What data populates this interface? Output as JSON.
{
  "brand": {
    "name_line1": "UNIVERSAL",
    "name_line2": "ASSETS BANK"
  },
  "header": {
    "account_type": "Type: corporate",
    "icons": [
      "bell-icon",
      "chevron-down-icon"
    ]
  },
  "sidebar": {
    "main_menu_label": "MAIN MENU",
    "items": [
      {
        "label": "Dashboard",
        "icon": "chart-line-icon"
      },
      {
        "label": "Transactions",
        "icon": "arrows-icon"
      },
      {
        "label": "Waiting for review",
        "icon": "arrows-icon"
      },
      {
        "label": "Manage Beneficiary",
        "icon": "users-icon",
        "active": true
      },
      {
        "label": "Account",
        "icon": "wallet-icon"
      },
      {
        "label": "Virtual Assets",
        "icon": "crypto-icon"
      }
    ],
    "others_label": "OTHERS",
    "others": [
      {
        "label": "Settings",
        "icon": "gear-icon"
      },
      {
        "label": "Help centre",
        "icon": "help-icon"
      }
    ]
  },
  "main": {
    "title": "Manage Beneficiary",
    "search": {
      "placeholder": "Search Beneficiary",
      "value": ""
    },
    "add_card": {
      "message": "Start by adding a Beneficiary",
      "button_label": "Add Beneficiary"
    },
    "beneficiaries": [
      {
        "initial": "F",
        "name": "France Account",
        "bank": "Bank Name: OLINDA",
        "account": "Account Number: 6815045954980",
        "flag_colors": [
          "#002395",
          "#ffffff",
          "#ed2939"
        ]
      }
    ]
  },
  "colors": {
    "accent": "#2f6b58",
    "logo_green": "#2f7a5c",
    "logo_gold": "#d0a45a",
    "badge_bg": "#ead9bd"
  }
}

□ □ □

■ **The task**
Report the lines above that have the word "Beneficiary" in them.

■ **Response to the exercise**
        "label": "Manage Beneficiary",
    "title": "Manage Beneficiary",
      "placeholder": "Search Beneficiary",
      "message": "Start by adding a Beneficiary",
      "button_label": "Add Beneficiary"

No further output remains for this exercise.